In 1952, secretaries were honored for the first time with a day all their own. 

Two years later, on May 27, 1954, government, business and education leaders gathered for a banquet at the Sheraton Park Hotel commemorating the second anniversary of National Secretaries Day.

Reporter Patty Cavin covered the event for The Washington Post:

"Rep. [Timothy P.] Sheehan, speaking on women in politics admitted he couldn’t be brave enough to define women but described politics as 'the good of mankind.' He referred to a recent Chicago poll which disclosed that women think and talk of three things only. . .men, money and themselves. 

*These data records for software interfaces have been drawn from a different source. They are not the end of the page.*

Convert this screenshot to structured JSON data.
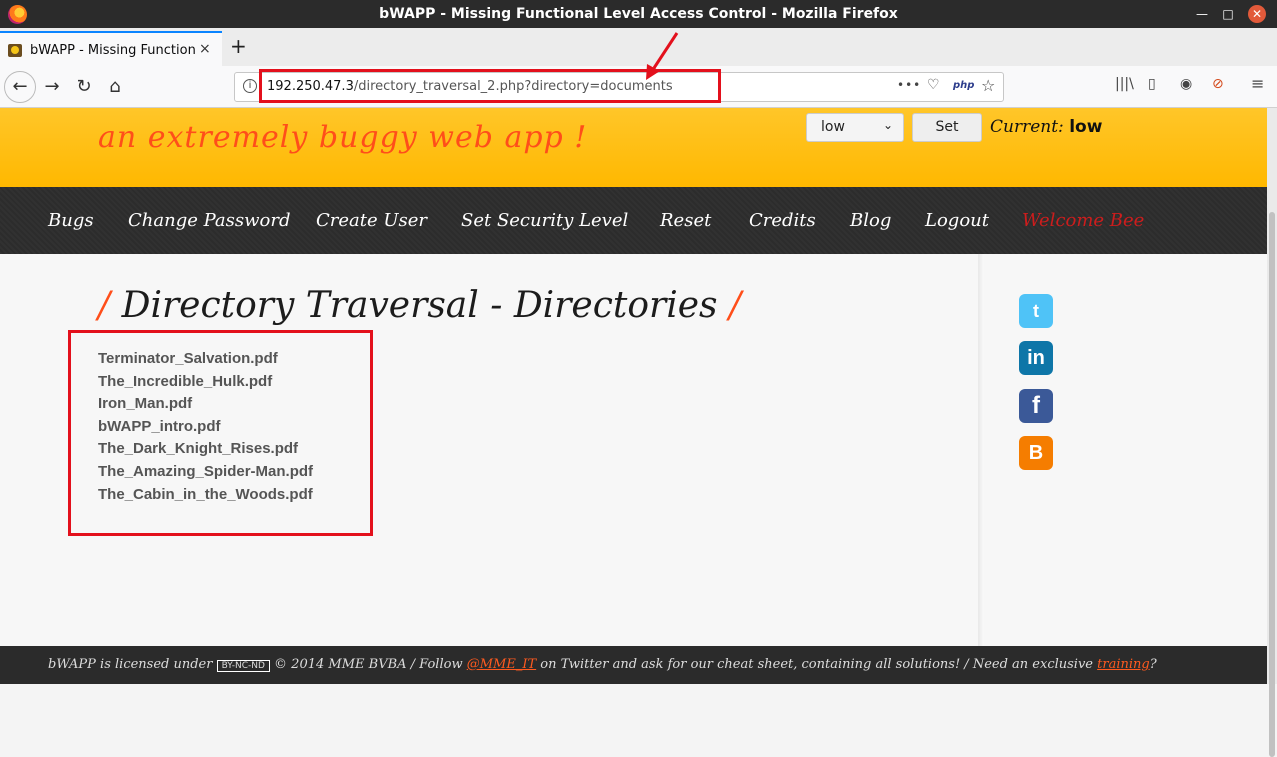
{
  "window": {
    "title": "bWAPP - Missing Functional Level Access Control - Mozilla Firefox"
  },
  "tab": {
    "title": "bWAPP - Missing Function",
    "close": "×",
    "new_tab": "+"
  },
  "nav": {
    "back": "←",
    "forward": "→",
    "reload": "↻",
    "home": "⌂"
  },
  "urlbar": {
    "info": "i",
    "host": "192.250.47.3",
    "path": "/directory_traversal_2.php?directory=documents",
    "more": "•••",
    "pocket": "♡",
    "php": "php",
    "bookmark": "☆"
  },
  "toolbar": {
    "library": "|||\\",
    "sidebar": "▯",
    "account": "◉",
    "addon": "⊘",
    "menu": "≡"
  },
  "header": {
    "tagline": "an extremely buggy web app !",
    "security_level": "low",
    "set_label": "Set",
    "current_label": "Current:",
    "current_value": "low"
  },
  "menu": {
    "items": [
      "Bugs",
      "Change Password",
      "Create User",
      "Set Security Level",
      "Reset",
      "Credits",
      "Blog",
      "Logout"
    ],
    "welcome": "Welcome Bee"
  },
  "main": {
    "slash": "/",
    "heading": "Directory Traversal - Directories",
    "files": [
      "Terminator_Salvation.pdf",
      "The_Incredible_Hulk.pdf",
      "Iron_Man.pdf",
      "bWAPP_intro.pdf",
      "The_Dark_Knight_Rises.pdf",
      "The_Amazing_Spider-Man.pdf",
      "The_Cabin_in_the_Woods.pdf"
    ]
  },
  "social": {
    "twitter": "t",
    "linkedin": "in",
    "facebook": "f",
    "blogger": "B"
  },
  "footer": {
    "part1": "bWAPP is licensed under",
    "cc": "BY-NC-ND",
    "part2": "© 2014 MME BVBA / Follow",
    "twitter_handle": "@MME_IT",
    "part3": "on Twitter and ask for our cheat sheet, containing all solutions! / Need an exclusive",
    "training": "training",
    "part4": "?"
  },
  "colors": {
    "annotation": "#e3101c",
    "accent": "#ff4e1a",
    "header": "#ffb800"
  }
}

“'If you don’t pay attention to politics, the men will go off to war, the government will take all your money for taxes and you’ll be left with yourselves. It’s bound to be a pretty dull world. Thus, it behooves you to take an interest in government and the men you send to Congress,' Sheehan warned the secretaries." 

Two years later, on April 6, 1958, anticipation for National Secretaries Day grew as The Washington Post touted the headline, “Washington Secretaries to Observe Their ‘Week.’” 

"The biggest date in the notebooks of Washington’s 'Girl Fridays' is April 23, Secretaries’ Day. It’s the highlight of Nationwide Secretaries’ Week, proclaimed by Secretary of Commerce Sinclair Weeks for April 20 through 26. . ."

On April 21, 1959, Helen Austern of the Post reported on a ceremony at the Advertising Club in which Barbara Wills was named "Miss Secretary of 1959."

She wrote:

"Poised, brownette Barbara received her rhinestone studded crown from last year’s winner, Mary Smith of Huntsville, Ala. . .

"Contestants were judged by appearance, secretarial school record, a tape recording of their voice, and recommendations from their bosses, in the early rounds of the competition.

"Also at yesterday’s luncheon at the Presidential Arms Hotel, which honored members’ Girl Fridays, was Mrs. Rita Bento, secretary to Ad Club publicity chairman Basil Littin, who praised the Nation’s crop of secretaries. She said they can always be counted on for a cheerful good morning, a second cup of coffee, courteous reminders, and the touches that a female can add to any office."

What a difference 60 years makes. These days bosses, half of whom are women, make their own appointments on iPhones, while standing in line at Starbucks fetching their lattes. 

Tomorrow I'll discuss Estelle Sharpe Jackson's "Girl Friday" column published in The Washington Post in the early 1950s.